----- Data records -----
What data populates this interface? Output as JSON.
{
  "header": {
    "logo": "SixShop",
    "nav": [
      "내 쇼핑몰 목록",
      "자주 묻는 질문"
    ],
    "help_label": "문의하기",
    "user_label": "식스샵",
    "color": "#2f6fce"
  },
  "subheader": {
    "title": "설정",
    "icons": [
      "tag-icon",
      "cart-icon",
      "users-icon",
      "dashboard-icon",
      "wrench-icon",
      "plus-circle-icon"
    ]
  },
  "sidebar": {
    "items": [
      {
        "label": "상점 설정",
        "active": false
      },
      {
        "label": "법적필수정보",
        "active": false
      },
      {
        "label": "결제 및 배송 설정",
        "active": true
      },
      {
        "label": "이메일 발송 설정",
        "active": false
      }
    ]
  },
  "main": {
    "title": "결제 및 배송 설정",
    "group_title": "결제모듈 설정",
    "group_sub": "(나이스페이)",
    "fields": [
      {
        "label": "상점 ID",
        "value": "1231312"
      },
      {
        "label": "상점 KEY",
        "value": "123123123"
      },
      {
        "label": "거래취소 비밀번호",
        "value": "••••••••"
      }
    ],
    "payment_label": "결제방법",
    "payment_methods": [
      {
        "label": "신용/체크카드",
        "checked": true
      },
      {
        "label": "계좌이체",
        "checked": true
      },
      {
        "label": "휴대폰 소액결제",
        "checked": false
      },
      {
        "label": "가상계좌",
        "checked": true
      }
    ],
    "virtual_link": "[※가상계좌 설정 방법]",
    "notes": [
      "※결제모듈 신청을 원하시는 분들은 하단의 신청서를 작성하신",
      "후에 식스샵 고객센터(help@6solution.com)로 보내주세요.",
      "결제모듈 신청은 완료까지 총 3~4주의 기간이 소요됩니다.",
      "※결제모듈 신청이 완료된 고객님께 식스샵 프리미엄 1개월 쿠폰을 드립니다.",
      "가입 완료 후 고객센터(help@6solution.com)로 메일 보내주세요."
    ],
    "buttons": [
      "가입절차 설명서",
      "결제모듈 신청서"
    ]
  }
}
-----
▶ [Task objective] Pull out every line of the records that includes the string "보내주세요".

▶ [Result for this task]
      "후에 식스샵 고객센터(help@6solution.com)로 보내주세요.",
      "가입 완료 후 고객센터(help@6solution.com)로 메일 보내주세요."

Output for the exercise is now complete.